**What is expected**. When a record holds a picture, leave the picture out and copy everything else exactly.

•••••

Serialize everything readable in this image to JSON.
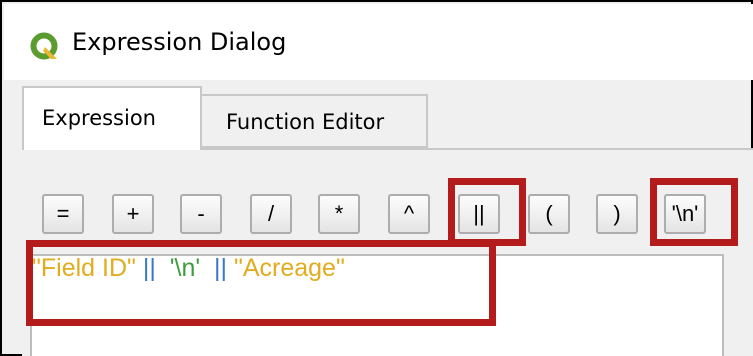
{
  "window": {
    "title": "Expression Dialog",
    "icon": "qgis-logo-icon"
  },
  "tabs": [
    {
      "label": "Expression",
      "active": true
    },
    {
      "label": "Function Editor",
      "active": false
    }
  ],
  "operators": [
    "=",
    "+",
    "-",
    "/",
    "*",
    "^",
    "||",
    "(",
    ")",
    "'\\n'"
  ],
  "editor": {
    "tokens": [
      {
        "text": "\"Field ID\"",
        "kind": "string"
      },
      {
        "text": " || ",
        "kind": "operator"
      },
      {
        "text": " '\\n' ",
        "kind": "literal"
      },
      {
        "text": " || ",
        "kind": "operator"
      },
      {
        "text": "\"Acreage\"",
        "kind": "string"
      }
    ]
  },
  "colors": {
    "highlight_box": "#b41b1b",
    "string_token": "#e2ac1f",
    "operator_token": "#3b78c6",
    "literal_token": "#3e9b3e"
  }
}
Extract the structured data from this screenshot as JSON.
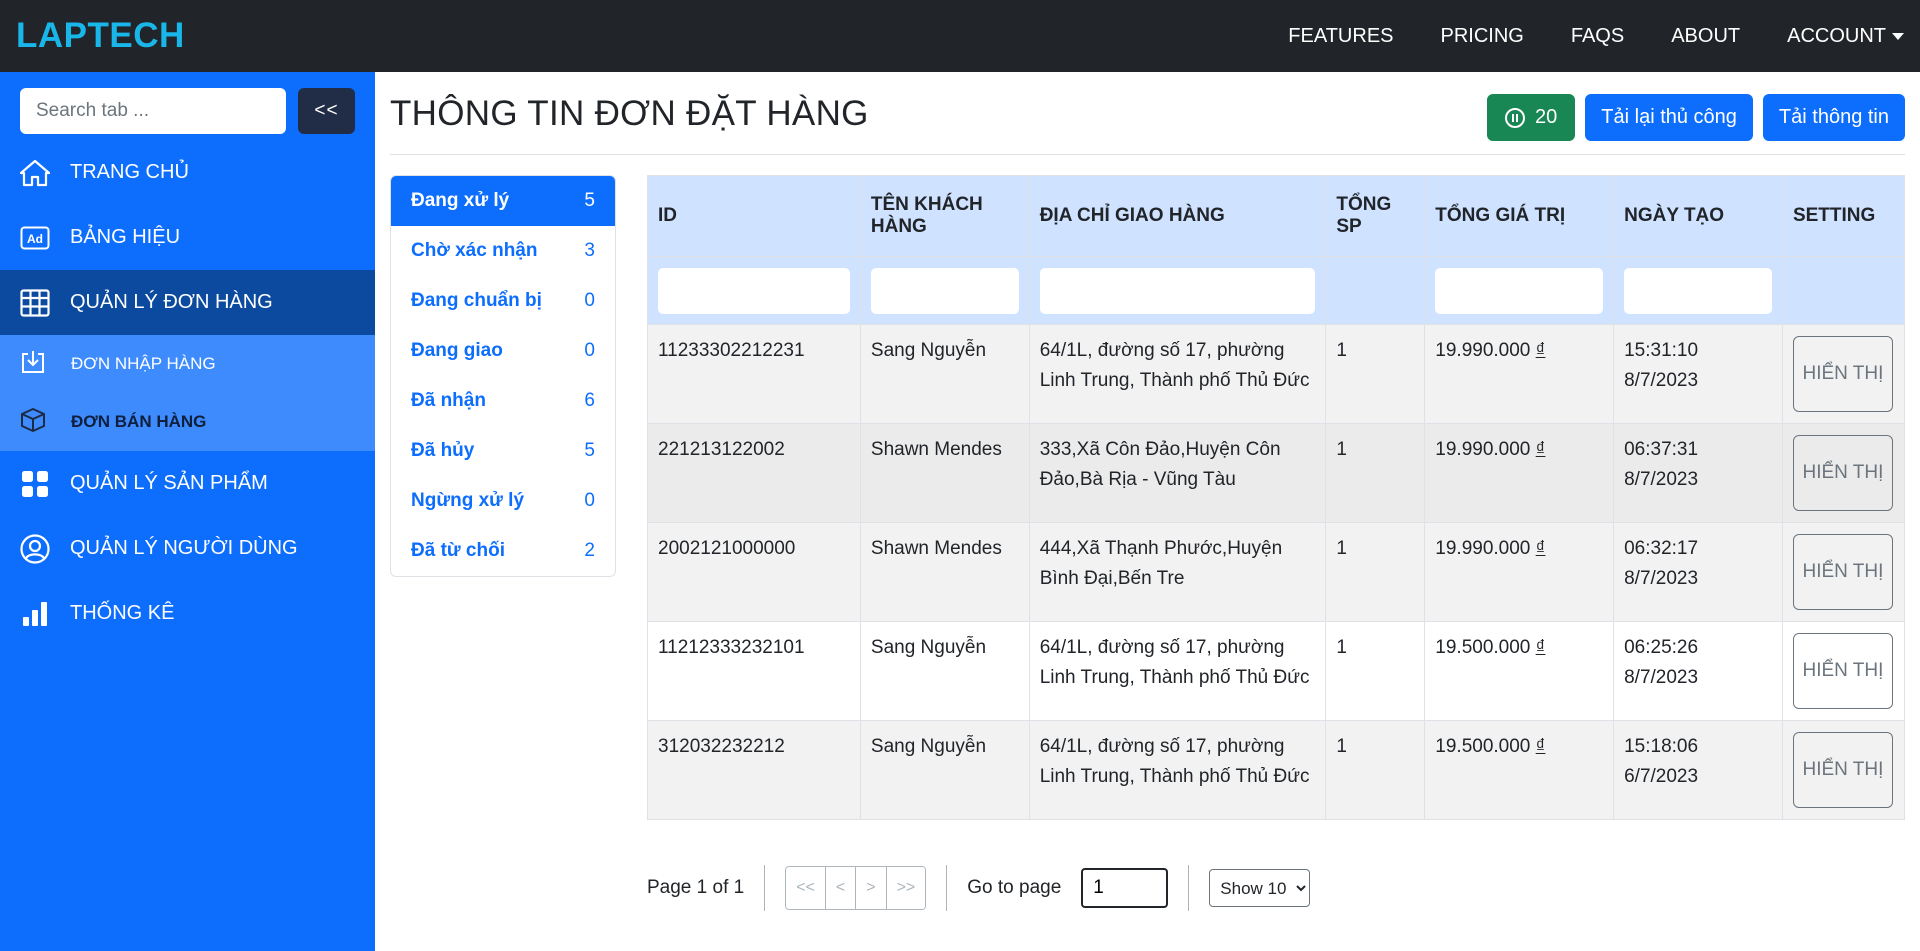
{
  "brand": "LAPTECH",
  "topnav": {
    "items": [
      "FEATURES",
      "PRICING",
      "FAQS",
      "ABOUT"
    ],
    "account": "ACCOUNT"
  },
  "sidebar": {
    "search_placeholder": "Search tab ...",
    "collapse_label": "<<",
    "items": [
      {
        "label": "TRANG CHỦ",
        "icon": "home-icon"
      },
      {
        "label": "BẢNG HIỆU",
        "icon": "ad-icon"
      },
      {
        "label": "QUẢN LÝ ĐƠN HÀNG",
        "icon": "table-icon"
      },
      {
        "label": "QUẢN LÝ SẢN PHẨM",
        "icon": "grid-icon"
      },
      {
        "label": "QUẢN LÝ NGƯỜI DÙNG",
        "icon": "user-circle-icon"
      },
      {
        "label": "THỐNG KÊ",
        "icon": "bar-chart-icon"
      }
    ],
    "subitems": [
      {
        "label": "ĐƠN NHẬP HÀNG",
        "icon": "download-tray-icon"
      },
      {
        "label": "ĐƠN BÁN HÀNG",
        "icon": "box-icon"
      }
    ]
  },
  "page": {
    "title": "THÔNG TIN ĐƠN ĐẶT HÀNG",
    "timer_value": "20",
    "reload_label": "Tải lại thủ công",
    "load_label": "Tải thông tin"
  },
  "statuses": [
    {
      "label": "Đang xử lý",
      "count": "5"
    },
    {
      "label": "Chờ xác nhận",
      "count": "3"
    },
    {
      "label": "Đang chuẩn bị",
      "count": "0"
    },
    {
      "label": "Đang giao",
      "count": "0"
    },
    {
      "label": "Đã nhận",
      "count": "6"
    },
    {
      "label": "Đã hủy",
      "count": "5"
    },
    {
      "label": "Ngừng xử lý",
      "count": "0"
    },
    {
      "label": "Đã từ chối",
      "count": "2"
    }
  ],
  "table": {
    "headers": [
      "ID",
      "TÊN KHÁCH HÀNG",
      "ĐỊA CHỈ GIAO HÀNG",
      "TỔNG SP",
      "TỔNG GIÁ TRỊ",
      "NGÀY TẠO",
      "SETTING"
    ],
    "show_label": "HIỂN THỊ",
    "currency": "₫",
    "rows": [
      {
        "id": "11233302212231",
        "customer": "Sang Nguyễn",
        "address": "64/1L, đường số 17, phường Linh Trung, Thành phố Thủ Đức",
        "qty": "1",
        "total": "19.990.000",
        "time": "15:31:10",
        "date": "8/7/2023"
      },
      {
        "id": "221213122002",
        "customer": "Shawn Mendes",
        "address": "333,Xã Côn Đảo,Huyện Côn Đảo,Bà Rịa - Vũng Tàu",
        "qty": "1",
        "total": "19.990.000",
        "time": "06:37:31",
        "date": "8/7/2023"
      },
      {
        "id": "2002121000000",
        "customer": "Shawn Mendes",
        "address": "444,Xã Thạnh Phước,Huyện Bình Đại,Bến Tre",
        "qty": "1",
        "total": "19.990.000",
        "time": "06:32:17",
        "date": "8/7/2023"
      },
      {
        "id": "11212333232101",
        "customer": "Sang Nguyễn",
        "address": "64/1L, đường số 17, phường Linh Trung, Thành phố Thủ Đức",
        "qty": "1",
        "total": "19.500.000",
        "time": "06:25:26",
        "date": "8/7/2023"
      },
      {
        "id": "312032232212",
        "customer": "Sang Nguyễn",
        "address": "64/1L, đường số 17, phường Linh Trung, Thành phố Thủ Đức",
        "qty": "1",
        "total": "19.500.000",
        "time": "15:18:06",
        "date": "6/7/2023"
      }
    ]
  },
  "pagination": {
    "page_info": "Page 1 of 1",
    "first": "<<",
    "prev": "<",
    "next": ">",
    "last": ">>",
    "goto_label": "Go to page",
    "goto_value": "1",
    "show_selected": "Show 10"
  }
}
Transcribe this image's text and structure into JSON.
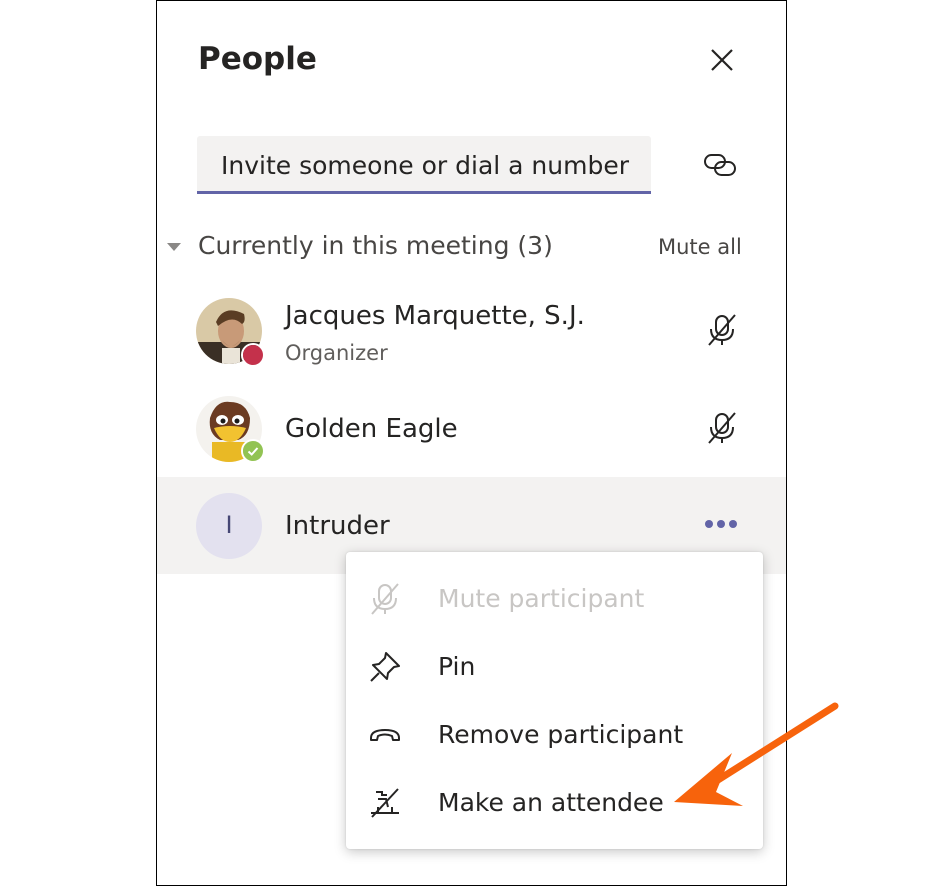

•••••

**Exercise answer**.
Serialize everything readable in this image to JSON.
{
  "window": {
    "title": "Expression Dialog",
    "icon": "qgis-logo-icon"
  },
  "tabs": [
    {
      "label": "Expression",
      "active": true
    },
    {
      "label": "Function Editor",
      "active": false
    }
  ],
  "operators": [
    "=",
    "+",
    "-",
    "/",
    "*",
    "^",
    "||",
    "(",
    ")",
    "'\\n'"
  ],
  "editor": {
    "tokens": [
      {
        "text": "\"Field ID\"",
        "kind": "string"
      },
      {
        "text": " || ",
        "kind": "operator"
      },
      {
        "text": " '\\n' ",
        "kind": "literal"
      },
      {
        "text": " || ",
        "kind": "operator"
      },
      {
        "text": "\"Acreage\"",
        "kind": "string"
      }
    ]
  },
  "colors": {
    "highlight_box": "#b41b1b",
    "string_token": "#e2ac1f",
    "operator_token": "#3b78c6",
    "literal_token": "#3e9b3e"
  }
}
Extract the structured data from this screenshot as JSON.
{
  "brand": "LAPTECH",
  "topnav": {
    "items": [
      "FEATURES",
      "PRICING",
      "FAQS",
      "ABOUT"
    ],
    "account": "ACCOUNT"
  },
  "sidebar": {
    "search_placeholder": "Search tab ...",
    "collapse_label": "<<",
    "items": [
      {
        "label": "TRANG CHỦ",
        "icon": "home-icon"
      },
      {
        "label": "BẢNG HIỆU",
        "icon": "ad-icon"
      },
      {
        "label": "QUẢN LÝ ĐƠN HÀNG",
        "icon": "table-icon"
      },
      {
        "label": "QUẢN LÝ SẢN PHẨM",
        "icon": "grid-icon"
      },
      {
        "label": "QUẢN LÝ NGƯỜI DÙNG",
        "icon": "user-circle-icon"
      },
      {
        "label": "THỐNG KÊ",
        "icon": "bar-chart-icon"
      }
    ],
    "subitems": [
      {
        "label": "ĐƠN NHẬP HÀNG",
        "icon": "download-tray-icon"
      },
      {
        "label": "ĐƠN BÁN HÀNG",
        "icon": "box-icon"
      }
    ]
  },
  "page": {
    "title": "THÔNG TIN ĐƠN ĐẶT HÀNG",
    "timer_value": "20",
    "reload_label": "Tải lại thủ công",
    "load_label": "Tải thông tin"
  },
  "statuses": [
    {
      "label": "Đang xử lý",
      "count": "5"
    },
    {
      "label": "Chờ xác nhận",
      "count": "3"
    },
    {
      "label": "Đang chuẩn bị",
      "count": "0"
    },
    {
      "label": "Đang giao",
      "count": "0"
    },
    {
      "label": "Đã nhận",
      "count": "6"
    },
    {
      "label": "Đã hủy",
      "count": "5"
    },
    {
      "label": "Ngừng xử lý",
      "count": "0"
    },
    {
      "label": "Đã từ chối",
      "count": "2"
    }
  ],
  "table": {
    "headers": [
      "ID",
      "TÊN KHÁCH HÀNG",
      "ĐỊA CHỈ GIAO HÀNG",
      "TỔNG SP",
      "TỔNG GIÁ TRỊ",
      "NGÀY TẠO",
      "SETTING"
    ],
    "show_label": "HIỂN THỊ",
    "currency": "₫",
    "rows": [
      {
        "id": "11233302212231",
        "customer": "Sang Nguyễn",
        "address": "64/1L, đường số 17, phường Linh Trung, Thành phố Thủ Đức",
        "qty": "1",
        "total": "19.990.000",
        "time": "15:31:10",
        "date": "8/7/2023"
      },
      {
        "id": "221213122002",
        "customer": "Shawn Mendes",
        "address": "333,Xã Côn Đảo,Huyện Côn Đảo,Bà Rịa - Vũng Tàu",
        "qty": "1",
        "total": "19.990.000",
        "time": "06:37:31",
        "date": "8/7/2023"
      },
      {
        "id": "2002121000000",
        "customer": "Shawn Mendes",
        "address": "444,Xã Thạnh Phước,Huyện Bình Đại,Bến Tre",
        "qty": "1",
        "total": "19.990.000",
        "time": "06:32:17",
        "date": "8/7/2023"
      },
      {
        "id": "11212333232101",
        "customer": "Sang Nguyễn",
        "address": "64/1L, đường số 17, phường Linh Trung, Thành phố Thủ Đức",
        "qty": "1",
        "total": "19.500.000",
        "time": "06:25:26",
        "date": "8/7/2023"
      },
      {
        "id": "312032232212",
        "customer": "Sang Nguyễn",
        "address": "64/1L, đường số 17, phường Linh Trung, Thành phố Thủ Đức",
        "qty": "1",
        "total": "19.500.000",
        "time": "15:18:06",
        "date": "6/7/2023"
      }
    ]
  },
  "pagination": {
    "page_info": "Page 1 of 1",
    "first": "<<",
    "prev": "<",
    "next": ">",
    "last": ">>",
    "goto_label": "Go to page",
    "goto_value": "1",
    "show_selected": "Show 10"
  }
}
Transcribe this image's text and structure into JSON.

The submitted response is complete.